Students need the option of an innovative post-secondary education system that prepares them for the challenges and opportunities of today’s job market. Our current higher education system lacks innovation, transparency, and accountability.

Many of those left with staggering student loan debt and disappointing employment prospects may doubt whether college is worth the burden.  Indeed for around 100,000 college graduates each year, their earnings after graduation aren’t high enough to repay their student loans.1Andrew Gillen, “A Retrospective on Gainful Employment,” Academic Questions (forthcoming February 2022)

Student wage outcomes are already used as a basis for public funding of some post-secondary institutions. It’s time to expand this to make career-oriented post-secondary programs work for students by focusing on their job outcomes.

How to implement

State Legislature

  • Pass legislation and make administrative changes to require state colleges to track student employment outcomes.
  • Pass legislation and make administrative changes to fund state college systems primarily on student employment outcomes rather than enrollment. Following the example of TSTC, expand the return value funding model at the post-secondary level.


Texas State Technical College (TSTC) – Texas.

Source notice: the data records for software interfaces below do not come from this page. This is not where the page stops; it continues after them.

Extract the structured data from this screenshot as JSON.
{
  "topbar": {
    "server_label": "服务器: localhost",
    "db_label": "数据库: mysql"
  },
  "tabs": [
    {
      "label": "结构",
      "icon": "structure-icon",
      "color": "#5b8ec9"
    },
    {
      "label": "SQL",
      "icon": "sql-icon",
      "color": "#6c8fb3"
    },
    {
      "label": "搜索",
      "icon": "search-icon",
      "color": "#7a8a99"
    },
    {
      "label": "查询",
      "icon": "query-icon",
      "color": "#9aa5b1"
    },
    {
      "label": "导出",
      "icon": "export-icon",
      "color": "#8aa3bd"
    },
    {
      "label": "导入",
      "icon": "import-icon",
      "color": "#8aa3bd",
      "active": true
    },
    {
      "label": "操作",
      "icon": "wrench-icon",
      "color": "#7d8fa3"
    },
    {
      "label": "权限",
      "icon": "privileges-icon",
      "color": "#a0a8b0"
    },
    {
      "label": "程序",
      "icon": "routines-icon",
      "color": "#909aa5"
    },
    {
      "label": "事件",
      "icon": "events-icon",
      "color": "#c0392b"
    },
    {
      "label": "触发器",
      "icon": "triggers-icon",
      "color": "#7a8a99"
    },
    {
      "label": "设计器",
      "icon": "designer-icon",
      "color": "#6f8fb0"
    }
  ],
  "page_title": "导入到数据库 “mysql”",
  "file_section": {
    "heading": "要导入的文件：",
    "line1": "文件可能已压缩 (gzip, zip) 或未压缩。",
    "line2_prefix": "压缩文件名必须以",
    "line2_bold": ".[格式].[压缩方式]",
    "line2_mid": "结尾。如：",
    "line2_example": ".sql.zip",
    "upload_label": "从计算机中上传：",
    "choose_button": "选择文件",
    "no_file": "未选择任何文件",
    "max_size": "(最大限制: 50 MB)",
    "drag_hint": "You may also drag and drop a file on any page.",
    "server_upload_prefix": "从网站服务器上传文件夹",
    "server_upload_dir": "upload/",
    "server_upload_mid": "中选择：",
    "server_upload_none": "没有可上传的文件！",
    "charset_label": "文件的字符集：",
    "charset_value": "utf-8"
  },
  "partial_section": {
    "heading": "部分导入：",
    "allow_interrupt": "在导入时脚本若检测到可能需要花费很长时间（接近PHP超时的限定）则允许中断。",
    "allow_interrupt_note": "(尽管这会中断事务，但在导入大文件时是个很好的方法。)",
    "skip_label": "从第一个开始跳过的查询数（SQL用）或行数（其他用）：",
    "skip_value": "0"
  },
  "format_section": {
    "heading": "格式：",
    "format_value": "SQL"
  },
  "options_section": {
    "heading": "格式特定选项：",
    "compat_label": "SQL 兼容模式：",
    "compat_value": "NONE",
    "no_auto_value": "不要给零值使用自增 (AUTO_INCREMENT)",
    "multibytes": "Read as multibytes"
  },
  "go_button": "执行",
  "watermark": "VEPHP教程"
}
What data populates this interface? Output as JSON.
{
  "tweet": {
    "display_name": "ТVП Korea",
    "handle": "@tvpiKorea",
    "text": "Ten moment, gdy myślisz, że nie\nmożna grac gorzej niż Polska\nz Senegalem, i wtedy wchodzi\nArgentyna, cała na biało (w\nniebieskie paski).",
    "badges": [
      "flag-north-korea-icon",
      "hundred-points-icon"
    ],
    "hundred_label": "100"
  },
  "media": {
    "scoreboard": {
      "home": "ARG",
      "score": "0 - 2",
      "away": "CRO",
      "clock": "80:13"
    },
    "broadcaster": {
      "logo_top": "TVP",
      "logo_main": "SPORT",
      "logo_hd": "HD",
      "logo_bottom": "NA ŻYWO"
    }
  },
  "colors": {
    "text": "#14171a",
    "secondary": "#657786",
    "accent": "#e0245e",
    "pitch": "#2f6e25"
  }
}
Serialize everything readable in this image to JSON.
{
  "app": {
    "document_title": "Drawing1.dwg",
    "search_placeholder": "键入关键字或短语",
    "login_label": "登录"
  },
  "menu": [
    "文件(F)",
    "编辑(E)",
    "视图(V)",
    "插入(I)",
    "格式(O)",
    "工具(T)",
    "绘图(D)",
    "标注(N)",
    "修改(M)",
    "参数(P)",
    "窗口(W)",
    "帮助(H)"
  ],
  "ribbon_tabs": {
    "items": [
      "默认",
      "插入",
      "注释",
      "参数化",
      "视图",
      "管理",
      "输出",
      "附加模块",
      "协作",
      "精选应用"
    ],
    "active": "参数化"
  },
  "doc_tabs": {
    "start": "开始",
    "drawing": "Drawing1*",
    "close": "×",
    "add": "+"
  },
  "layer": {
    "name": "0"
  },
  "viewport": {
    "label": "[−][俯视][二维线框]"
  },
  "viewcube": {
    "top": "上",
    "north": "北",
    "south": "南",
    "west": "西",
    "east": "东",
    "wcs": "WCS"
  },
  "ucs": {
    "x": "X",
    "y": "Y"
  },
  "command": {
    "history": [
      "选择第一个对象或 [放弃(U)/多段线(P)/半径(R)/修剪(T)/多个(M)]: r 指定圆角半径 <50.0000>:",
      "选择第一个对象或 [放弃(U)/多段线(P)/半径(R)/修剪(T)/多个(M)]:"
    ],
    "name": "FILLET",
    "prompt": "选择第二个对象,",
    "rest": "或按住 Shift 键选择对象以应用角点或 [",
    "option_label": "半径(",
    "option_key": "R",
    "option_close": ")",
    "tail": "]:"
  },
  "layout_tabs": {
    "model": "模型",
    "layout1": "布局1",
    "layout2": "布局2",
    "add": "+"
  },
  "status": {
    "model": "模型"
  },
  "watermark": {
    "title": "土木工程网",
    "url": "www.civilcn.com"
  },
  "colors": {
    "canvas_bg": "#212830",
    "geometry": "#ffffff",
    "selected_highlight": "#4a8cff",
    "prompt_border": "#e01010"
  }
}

TSTC is a two-year institution with an emphasis on technical programs that lead to post-graduation employment. It partners with businesses, government agencies, and other educational institutions to coordinate career development routes for students. “We’re the only college in Texas whose funding depends on whether our graduates get jobs. So it’s important that we get more people like you into great-paying jobs in Texas.”2“TSTC | Texas State Technical College,” Home page, TSTC, accessed December 5, 2021, https://www.tstc.edu.

Notably, funding for TSTC depends on the workforce outcomes of its students as determined by annual wages five years after graduation. The college transitioned to outcomes-based funding after the 83rd Texas Legislature established the return value funding model in 2013.3General Appropriations Bill, SB 1, 83rd Texas Legislature, III.201.11, 459–60, (2013), https://lrl.texas.gov/scanned/83ccrs/sb0001.pdf.

Legislative support for similar competency-based education models will lead to equivalent or improved graduate employment outcomes compared to traditional programs, as a study by the Texas Public Policy Foundation attests.4Thomas K. Lindsay ,et al. Career and Financial Outcomes of Graduates of Competency-based Higher Education Programs (Texas Public Policy Foundation, 2018), 30, https://www.texaspolicy.com/wp-content/uploads/2018/08/2017-RR-08-CompetencyBasedEducationPart-I-CEF-GoldmanLindsay-SM.pdf.